Being surrounded by sea on an idyllic island in the Channel has given us the opportunity to try some “living off the land/sea”. With its crystal clear waters Guernsey’s micro-climate gives a bountiful supply of food for free (as long as you’ve got the time and patience!) So going through all four seasons here has been both interesting and exciting. It has ignited our passion for both foraging and feeding. So this post is an example of some of the recipes that we have managed to cobble together from recipes and experimentation with the available resources.
Any recipes not written here are available on our Recipes page.
Baked Pollock Head. An interesting Steve-only meal!! Following Hugh Fearnley Whittingstall’s recipe and a leap of faith! He did remove the meat before bringing the dish to the table – thankfully! Although the eye rolling around was slightly off-putting!

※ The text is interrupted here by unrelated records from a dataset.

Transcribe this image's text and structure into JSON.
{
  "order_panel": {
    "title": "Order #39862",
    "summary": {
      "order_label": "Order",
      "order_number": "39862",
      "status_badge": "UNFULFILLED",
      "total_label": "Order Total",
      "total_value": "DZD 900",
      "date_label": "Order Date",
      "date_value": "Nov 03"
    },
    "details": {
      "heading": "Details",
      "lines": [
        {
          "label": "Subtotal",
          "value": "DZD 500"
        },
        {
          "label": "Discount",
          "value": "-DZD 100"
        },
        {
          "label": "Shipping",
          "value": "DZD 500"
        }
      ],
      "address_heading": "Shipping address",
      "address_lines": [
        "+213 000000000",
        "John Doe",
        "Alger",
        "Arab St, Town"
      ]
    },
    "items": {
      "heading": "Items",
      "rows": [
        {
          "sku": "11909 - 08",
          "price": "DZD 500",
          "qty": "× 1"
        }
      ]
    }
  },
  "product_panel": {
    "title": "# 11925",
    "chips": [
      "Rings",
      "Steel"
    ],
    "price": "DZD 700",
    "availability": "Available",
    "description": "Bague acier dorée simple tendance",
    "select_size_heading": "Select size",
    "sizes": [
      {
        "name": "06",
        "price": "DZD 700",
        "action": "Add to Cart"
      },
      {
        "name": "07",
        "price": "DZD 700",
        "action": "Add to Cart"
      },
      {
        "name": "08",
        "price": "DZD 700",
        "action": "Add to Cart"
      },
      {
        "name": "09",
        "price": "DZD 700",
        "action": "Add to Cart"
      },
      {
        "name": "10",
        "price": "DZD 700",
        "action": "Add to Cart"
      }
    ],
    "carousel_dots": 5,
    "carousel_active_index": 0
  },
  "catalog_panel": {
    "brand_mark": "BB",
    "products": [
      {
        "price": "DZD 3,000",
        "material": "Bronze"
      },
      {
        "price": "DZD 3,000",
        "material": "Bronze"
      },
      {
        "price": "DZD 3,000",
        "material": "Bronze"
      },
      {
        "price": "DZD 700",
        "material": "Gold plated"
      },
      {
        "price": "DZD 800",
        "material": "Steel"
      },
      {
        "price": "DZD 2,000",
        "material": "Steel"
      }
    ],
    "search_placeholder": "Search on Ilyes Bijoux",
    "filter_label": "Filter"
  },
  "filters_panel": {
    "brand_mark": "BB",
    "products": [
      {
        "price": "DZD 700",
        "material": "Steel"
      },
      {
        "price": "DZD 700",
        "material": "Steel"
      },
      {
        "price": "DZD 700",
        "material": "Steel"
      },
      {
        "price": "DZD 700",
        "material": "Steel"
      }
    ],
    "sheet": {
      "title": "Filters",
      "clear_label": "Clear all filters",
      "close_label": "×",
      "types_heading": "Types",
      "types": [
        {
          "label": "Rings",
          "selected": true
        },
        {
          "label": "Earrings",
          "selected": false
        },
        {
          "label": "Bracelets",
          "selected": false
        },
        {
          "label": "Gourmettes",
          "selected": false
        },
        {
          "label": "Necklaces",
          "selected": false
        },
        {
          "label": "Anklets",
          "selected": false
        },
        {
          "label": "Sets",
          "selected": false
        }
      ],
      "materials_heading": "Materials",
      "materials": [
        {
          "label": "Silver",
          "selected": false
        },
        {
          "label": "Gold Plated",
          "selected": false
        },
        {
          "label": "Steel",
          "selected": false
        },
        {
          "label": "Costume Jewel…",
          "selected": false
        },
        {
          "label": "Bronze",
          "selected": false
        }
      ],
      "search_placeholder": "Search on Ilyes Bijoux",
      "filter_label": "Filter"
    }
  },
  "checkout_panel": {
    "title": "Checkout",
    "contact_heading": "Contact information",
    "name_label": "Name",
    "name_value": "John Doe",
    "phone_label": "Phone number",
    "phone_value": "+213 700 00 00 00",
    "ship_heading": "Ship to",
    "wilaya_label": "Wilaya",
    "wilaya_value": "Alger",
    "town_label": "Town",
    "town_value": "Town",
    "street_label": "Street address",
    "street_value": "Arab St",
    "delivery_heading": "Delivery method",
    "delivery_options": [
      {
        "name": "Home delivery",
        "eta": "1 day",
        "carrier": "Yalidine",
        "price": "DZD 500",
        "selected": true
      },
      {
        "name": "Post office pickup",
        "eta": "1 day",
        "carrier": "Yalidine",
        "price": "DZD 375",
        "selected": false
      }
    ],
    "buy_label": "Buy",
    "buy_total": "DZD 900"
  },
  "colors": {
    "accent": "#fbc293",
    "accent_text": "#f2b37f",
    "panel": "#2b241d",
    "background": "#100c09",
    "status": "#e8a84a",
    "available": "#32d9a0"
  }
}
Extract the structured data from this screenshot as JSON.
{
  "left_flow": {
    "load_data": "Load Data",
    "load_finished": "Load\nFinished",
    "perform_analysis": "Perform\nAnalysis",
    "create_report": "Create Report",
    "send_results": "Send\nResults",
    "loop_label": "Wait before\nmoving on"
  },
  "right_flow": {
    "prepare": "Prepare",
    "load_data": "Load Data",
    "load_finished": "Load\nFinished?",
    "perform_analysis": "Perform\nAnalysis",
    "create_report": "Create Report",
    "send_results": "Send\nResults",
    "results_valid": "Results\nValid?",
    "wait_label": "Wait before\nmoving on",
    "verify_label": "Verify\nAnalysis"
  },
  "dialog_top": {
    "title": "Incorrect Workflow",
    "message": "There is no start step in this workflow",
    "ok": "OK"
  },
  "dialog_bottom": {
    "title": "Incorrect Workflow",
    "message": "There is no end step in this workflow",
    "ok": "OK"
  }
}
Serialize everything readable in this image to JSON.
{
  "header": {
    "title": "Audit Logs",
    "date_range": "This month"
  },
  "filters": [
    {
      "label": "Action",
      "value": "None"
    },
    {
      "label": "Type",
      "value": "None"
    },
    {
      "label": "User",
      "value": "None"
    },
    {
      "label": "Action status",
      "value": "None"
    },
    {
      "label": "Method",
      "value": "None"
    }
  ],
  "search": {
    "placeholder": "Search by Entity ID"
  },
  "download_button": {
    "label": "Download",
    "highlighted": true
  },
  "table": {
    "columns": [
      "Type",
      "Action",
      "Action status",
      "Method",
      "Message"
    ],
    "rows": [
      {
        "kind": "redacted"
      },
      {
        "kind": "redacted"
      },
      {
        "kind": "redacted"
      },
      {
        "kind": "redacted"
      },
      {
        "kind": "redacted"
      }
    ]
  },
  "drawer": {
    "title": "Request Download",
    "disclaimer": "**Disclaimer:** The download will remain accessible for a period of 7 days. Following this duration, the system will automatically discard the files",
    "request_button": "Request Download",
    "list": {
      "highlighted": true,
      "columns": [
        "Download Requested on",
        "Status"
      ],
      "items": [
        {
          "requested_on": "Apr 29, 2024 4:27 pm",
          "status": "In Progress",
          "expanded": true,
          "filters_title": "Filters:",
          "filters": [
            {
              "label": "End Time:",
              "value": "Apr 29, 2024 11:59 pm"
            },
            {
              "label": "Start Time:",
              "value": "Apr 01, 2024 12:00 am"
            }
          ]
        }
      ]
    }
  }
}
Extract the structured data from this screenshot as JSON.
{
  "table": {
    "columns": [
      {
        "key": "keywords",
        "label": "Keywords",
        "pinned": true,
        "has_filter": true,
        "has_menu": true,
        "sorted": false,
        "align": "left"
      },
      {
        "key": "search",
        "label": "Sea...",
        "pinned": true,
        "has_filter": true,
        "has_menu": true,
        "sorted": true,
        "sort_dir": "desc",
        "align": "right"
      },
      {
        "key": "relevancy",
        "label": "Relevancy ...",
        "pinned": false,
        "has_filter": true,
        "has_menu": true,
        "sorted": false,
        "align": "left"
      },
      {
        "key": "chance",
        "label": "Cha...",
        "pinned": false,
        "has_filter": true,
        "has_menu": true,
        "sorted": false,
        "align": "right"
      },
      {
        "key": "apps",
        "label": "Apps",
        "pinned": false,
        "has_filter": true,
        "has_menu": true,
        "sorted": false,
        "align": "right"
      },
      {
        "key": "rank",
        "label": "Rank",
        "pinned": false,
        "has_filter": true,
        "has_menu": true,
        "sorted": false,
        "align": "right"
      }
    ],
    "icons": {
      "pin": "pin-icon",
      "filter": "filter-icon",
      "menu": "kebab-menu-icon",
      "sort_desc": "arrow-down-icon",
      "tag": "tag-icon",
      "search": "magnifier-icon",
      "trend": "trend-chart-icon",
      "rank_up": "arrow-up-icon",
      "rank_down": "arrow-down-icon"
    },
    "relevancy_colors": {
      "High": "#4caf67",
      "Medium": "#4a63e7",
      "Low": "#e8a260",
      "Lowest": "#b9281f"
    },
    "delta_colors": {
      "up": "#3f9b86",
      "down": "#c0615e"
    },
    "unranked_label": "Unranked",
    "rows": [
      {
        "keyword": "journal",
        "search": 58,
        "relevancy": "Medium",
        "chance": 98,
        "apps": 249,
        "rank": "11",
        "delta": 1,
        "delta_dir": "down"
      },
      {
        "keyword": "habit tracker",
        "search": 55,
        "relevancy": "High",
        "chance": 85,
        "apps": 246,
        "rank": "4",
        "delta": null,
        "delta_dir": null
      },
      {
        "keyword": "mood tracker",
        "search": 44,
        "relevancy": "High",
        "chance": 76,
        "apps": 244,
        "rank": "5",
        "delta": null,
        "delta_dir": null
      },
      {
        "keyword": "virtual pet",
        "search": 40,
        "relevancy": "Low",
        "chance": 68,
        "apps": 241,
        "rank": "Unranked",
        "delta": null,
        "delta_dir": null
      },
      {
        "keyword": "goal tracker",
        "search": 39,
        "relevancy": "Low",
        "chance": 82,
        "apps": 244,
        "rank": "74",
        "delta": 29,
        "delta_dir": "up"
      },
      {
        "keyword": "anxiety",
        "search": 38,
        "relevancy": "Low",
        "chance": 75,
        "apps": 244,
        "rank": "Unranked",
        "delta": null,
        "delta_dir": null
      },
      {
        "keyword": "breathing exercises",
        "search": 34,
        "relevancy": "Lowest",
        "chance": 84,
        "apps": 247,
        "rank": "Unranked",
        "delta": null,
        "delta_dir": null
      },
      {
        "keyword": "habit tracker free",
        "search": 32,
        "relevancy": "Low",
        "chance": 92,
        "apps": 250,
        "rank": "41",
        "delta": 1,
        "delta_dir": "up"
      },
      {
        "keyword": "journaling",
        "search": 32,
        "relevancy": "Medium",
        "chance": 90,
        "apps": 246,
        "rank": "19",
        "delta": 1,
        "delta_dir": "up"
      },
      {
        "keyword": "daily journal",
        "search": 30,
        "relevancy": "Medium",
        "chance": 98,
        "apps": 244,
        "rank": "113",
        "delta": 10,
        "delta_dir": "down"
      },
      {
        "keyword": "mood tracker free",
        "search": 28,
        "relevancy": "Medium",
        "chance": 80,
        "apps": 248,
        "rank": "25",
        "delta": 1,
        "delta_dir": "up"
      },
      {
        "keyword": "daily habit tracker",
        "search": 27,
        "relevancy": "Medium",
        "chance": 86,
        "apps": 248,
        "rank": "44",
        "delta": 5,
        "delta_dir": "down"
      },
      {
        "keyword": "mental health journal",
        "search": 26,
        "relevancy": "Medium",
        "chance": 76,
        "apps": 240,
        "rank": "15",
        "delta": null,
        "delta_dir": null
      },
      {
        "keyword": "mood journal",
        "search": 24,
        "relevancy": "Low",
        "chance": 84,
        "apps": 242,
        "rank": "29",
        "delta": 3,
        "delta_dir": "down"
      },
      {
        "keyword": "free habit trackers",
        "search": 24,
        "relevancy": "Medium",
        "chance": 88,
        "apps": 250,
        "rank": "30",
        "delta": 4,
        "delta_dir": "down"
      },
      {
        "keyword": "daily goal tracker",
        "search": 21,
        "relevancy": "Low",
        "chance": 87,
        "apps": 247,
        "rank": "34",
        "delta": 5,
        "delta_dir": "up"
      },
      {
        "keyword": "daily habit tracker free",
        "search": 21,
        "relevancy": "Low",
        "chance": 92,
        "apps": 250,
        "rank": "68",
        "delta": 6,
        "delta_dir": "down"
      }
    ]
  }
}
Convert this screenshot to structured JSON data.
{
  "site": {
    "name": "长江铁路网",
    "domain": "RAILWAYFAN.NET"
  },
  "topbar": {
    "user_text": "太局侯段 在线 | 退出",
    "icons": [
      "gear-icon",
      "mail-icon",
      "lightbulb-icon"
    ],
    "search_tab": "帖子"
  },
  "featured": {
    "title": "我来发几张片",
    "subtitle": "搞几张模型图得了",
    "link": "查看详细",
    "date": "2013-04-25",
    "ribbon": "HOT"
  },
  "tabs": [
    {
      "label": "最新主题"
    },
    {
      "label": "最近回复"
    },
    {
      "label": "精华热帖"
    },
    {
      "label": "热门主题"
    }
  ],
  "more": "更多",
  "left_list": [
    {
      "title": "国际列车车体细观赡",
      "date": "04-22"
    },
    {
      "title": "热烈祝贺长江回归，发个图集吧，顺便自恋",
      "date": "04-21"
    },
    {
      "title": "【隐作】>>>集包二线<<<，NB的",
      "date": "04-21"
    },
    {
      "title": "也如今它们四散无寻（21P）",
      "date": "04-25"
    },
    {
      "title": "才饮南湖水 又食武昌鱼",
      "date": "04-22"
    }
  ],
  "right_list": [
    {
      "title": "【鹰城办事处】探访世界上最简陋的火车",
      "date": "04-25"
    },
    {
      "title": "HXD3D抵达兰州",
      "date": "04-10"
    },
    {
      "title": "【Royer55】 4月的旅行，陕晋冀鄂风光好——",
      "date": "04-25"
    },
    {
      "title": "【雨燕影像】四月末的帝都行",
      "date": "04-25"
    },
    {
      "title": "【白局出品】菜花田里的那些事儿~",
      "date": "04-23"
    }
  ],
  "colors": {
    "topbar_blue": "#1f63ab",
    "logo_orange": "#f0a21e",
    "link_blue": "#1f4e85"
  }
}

Pasta with Chestnut Pesto. After roasting and then storing in the freezer, we finally plucked up the courage to use our chestnuts and thought a nice simple pesto would be a good choice. It worked extremely well. Roasted chestnuts, basil, olive oil, parmesan, garlic, lemon juice – all whizzied together. Add to cooked pasta of your choice, mix well, serve and eat!
Devilled Spider Crab. Won’t win any prizes in a beauty contest but tastes wonderful (says Steve).
Lobster Foo Yung. This recipe will be included in Steve’s 101 ways to cook with lobster!
Limpets In Garlic Butter. This recipe is very similar to the first time Steve ate snails in France and is just as good. However, with only one person eating it, no kissing allowed!
Grey Mullet is considered a dirty fish due to the fact that it is vegetarian. For those with a sensitive nose/stomach it does smell when first caught and cleaned but within twenty four hours you wouldn’t know you had fish on board. It is also notoriously difficult to catch as it has very soft lips and does not take a baited hook readily. However, crust-on white bread with a very small hook and lots of patience works. The biggest fish landed to date – 4lb!
Baked Tandoori Mullet. Using our normal tandoori recipe, the mullet tasted just as good as seabass.
Cured Grey Mullet. With a nice sized fish, remove the scales (the size of adult fingernails), remove the two fillets and de-bone and cure using a 50:50 salt and sugar mix. Place fillets in the mix, flesh together ensuring a good coverage of the cure in between, wrap tightly in greaseproof paper then clingfilm. Refrigerate in an airtight container for three days (depending on the thickness of the fillets), turning every twenty four hours. After the three days rinse well and pat dry. The fish can then be eaten as is or used in other dishes.
Grey Mullet Ceviche. Rehydrate the previously cured mullet by soaking in water for approximately 2 hours, changing the water at least once. Slice the flesh as thinly as you would smoked salmon, then marinade with onions, white wine vinegar, lime juice and sugar for two hours, stirring occasionally. Surprisingly the mullet didn’t smell but the onions did!!
Poor Cod Ceviche. An unknown visitor to Steve’s lobster pot meant online searches to discover what type of fish he was. It turned out (as expected) to be a member of the cod family and was treated culinarily as such. One fillet was made into ceviche and the other was simply pan-fried with a dusting of flour. The skin was removed post cooking as it didn’t crisp well enough to eat.
Lobster Steamed Buns. Tastes amazing, could look better! I know that I am using the wrong flour so it is not white and I think I am rolling my dough a bit too thin!!
Marinated Squid. Yet another unusual visitor to Steve’s pot! Watching him cleaning it in a white tee-shirt gave me palpitations but amazingly the ink did not migrate to his shirt! His fingernails took days to look clean again after though!
Potted Winkles. When his pot wasn’t providing enough entertainment, off he wandered to the beach with bucket in hand returning with a couple of pints of winkles. He then subsequently boiled them and sat outside, after stealing my curved sewing needle, for the next two hours removing the flesh and the toenail flap whilst deciding what to do with them.
Souffléd Spider Crab Quiche. Yet another variation of quiche using spider crab and horseradish.
Pollock Fishy Sandwich. This is the only fish recipe I have actually eaten. Battered pollock fillets in buttered crappy sliced white bread – delicious!
Butternut Squash Risotto. I absolutely love making risotto, I find it very therapeutic and will quite happily stand stirring for as long as it takes just as long as the boat is not too rocky or rolly!
Tofu & Mushroom Stir-Fry. In one of our trips to the charity shops for books and DVDs we came across ‘Natural Alternatives to HRT Cookbook’ by Marilyn Glenville and, considering my age and temperament at the moment, Steve thought it prudent to purchase it. A very informative read and some interesting recipes. This was our first attempt and worked fairly well but I am still not a big fan of the texture of tofu!